§ **DESCRIPTION OF THE TASK**:
Find every line below where the string "source" shows up, and copy those lines.

:: DATA RECORDS ::

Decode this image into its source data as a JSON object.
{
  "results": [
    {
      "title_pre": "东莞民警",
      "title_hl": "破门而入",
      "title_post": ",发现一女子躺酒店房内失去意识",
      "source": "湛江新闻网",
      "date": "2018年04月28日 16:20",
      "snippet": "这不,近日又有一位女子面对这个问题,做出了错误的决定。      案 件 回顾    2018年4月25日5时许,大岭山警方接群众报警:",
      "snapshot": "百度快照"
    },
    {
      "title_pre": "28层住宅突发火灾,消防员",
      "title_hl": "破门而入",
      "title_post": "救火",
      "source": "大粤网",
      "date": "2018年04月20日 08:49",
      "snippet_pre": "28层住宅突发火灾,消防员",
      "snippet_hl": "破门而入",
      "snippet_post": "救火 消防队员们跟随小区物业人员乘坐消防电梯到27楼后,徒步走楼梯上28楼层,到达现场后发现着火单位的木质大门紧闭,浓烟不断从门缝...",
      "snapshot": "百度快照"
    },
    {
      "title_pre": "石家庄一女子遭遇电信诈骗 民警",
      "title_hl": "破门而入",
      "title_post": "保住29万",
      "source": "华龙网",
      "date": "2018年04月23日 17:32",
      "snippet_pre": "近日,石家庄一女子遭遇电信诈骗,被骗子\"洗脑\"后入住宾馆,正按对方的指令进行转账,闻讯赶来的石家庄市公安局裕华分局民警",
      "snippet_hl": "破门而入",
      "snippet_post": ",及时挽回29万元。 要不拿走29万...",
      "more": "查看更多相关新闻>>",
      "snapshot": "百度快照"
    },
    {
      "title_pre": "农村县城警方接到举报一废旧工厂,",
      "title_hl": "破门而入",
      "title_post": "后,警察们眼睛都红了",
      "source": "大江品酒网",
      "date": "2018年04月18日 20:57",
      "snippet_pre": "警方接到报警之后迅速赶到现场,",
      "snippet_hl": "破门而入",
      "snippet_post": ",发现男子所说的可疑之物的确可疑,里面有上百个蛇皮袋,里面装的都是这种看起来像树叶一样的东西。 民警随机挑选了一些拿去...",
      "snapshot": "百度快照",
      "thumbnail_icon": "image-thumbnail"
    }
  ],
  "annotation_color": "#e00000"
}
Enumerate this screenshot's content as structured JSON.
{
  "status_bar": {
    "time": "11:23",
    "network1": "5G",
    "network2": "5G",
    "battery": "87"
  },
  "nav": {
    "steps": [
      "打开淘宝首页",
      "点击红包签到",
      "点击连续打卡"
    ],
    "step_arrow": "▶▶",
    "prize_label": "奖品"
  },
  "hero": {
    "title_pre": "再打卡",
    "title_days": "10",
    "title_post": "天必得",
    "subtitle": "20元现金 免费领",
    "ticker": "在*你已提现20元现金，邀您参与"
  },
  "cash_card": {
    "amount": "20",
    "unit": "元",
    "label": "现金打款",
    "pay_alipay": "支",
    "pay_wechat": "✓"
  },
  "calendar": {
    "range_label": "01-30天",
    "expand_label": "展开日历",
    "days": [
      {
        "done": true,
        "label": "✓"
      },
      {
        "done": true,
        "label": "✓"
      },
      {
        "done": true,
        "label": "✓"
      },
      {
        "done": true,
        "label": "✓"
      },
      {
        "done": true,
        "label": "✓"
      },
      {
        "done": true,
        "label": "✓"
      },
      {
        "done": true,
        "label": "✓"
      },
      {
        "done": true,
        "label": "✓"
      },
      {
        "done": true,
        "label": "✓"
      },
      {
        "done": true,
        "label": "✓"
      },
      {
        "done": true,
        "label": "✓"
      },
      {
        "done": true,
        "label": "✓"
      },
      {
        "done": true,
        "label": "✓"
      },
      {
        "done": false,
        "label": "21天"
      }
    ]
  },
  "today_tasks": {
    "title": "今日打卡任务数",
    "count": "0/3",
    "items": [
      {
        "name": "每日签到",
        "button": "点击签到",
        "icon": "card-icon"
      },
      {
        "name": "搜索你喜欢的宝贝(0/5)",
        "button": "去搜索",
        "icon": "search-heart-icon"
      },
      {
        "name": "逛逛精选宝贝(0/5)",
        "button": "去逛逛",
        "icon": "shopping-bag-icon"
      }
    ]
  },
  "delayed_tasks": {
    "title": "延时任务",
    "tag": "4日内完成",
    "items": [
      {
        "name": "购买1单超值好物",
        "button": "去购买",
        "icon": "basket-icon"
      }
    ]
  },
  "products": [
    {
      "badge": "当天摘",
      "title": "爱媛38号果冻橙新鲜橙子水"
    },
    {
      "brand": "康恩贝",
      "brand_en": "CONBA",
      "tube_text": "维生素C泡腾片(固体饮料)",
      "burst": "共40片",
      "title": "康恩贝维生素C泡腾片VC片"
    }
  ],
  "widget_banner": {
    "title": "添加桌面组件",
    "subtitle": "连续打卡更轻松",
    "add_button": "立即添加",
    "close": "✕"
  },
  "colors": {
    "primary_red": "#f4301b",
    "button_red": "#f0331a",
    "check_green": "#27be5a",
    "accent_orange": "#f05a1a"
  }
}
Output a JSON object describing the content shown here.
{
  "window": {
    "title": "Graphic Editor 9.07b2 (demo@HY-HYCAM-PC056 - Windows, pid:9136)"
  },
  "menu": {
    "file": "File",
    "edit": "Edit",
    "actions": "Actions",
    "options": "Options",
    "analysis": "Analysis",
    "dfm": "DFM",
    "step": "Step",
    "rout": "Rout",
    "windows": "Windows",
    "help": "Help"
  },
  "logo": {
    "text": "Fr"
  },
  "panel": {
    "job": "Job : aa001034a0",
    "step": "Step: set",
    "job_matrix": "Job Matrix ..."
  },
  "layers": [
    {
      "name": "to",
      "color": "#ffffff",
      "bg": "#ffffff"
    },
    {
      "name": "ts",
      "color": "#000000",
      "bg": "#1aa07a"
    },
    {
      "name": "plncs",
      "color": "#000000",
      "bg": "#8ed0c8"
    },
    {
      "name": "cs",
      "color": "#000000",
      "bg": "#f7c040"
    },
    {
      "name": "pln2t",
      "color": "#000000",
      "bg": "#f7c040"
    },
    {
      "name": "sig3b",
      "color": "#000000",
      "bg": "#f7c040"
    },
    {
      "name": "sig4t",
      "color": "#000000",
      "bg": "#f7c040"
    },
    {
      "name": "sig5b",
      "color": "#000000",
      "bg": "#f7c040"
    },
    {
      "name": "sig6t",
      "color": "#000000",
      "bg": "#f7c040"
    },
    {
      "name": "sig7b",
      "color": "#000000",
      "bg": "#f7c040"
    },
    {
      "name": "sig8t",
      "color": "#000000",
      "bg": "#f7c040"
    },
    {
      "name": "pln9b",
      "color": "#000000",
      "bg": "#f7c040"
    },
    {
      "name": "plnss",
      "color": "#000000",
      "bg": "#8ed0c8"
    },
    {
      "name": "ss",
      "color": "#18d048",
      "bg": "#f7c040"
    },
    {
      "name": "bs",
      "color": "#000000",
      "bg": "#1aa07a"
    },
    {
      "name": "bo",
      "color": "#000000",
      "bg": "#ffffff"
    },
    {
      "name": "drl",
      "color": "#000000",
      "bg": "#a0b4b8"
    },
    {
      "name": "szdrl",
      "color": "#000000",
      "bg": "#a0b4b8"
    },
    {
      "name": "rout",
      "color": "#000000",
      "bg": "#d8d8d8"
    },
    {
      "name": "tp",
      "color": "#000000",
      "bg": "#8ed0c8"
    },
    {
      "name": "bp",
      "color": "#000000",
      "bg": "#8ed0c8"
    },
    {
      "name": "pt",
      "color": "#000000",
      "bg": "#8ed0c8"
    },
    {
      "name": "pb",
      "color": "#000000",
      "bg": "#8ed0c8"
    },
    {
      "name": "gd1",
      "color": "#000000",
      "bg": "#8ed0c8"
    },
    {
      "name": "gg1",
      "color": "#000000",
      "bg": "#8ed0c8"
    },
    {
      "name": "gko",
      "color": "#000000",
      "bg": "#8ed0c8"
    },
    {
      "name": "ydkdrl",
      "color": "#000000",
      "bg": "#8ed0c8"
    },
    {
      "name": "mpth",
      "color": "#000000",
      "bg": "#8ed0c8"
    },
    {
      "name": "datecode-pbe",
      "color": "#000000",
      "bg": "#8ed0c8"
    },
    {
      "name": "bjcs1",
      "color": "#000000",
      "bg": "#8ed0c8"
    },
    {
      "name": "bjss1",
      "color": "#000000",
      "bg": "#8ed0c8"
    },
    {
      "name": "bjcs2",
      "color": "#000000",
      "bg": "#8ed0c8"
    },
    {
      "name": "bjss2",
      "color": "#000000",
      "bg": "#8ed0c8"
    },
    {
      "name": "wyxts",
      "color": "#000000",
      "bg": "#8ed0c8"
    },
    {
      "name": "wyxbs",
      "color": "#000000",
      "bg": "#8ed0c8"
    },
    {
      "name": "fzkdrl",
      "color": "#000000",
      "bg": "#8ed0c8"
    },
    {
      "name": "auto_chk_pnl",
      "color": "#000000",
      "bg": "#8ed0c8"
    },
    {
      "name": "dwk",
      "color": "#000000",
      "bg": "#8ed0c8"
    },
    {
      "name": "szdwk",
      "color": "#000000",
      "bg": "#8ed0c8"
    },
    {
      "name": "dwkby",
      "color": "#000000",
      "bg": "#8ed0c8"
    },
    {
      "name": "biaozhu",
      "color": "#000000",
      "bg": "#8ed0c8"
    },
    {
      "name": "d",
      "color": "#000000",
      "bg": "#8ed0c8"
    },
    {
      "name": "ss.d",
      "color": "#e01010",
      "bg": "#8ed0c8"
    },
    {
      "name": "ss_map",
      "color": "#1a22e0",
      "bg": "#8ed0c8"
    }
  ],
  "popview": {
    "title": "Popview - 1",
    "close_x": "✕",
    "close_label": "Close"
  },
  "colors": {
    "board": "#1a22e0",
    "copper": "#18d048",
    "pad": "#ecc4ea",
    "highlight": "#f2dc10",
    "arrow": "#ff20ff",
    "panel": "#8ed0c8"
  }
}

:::

§ **FINISHED EXERCISE**:
Decode this image into its source data as a JSON object.
      "source": "湛江新闻网",
      "source": "大粤网",
      "source": "华龙网",
      "source": "大江品酒网",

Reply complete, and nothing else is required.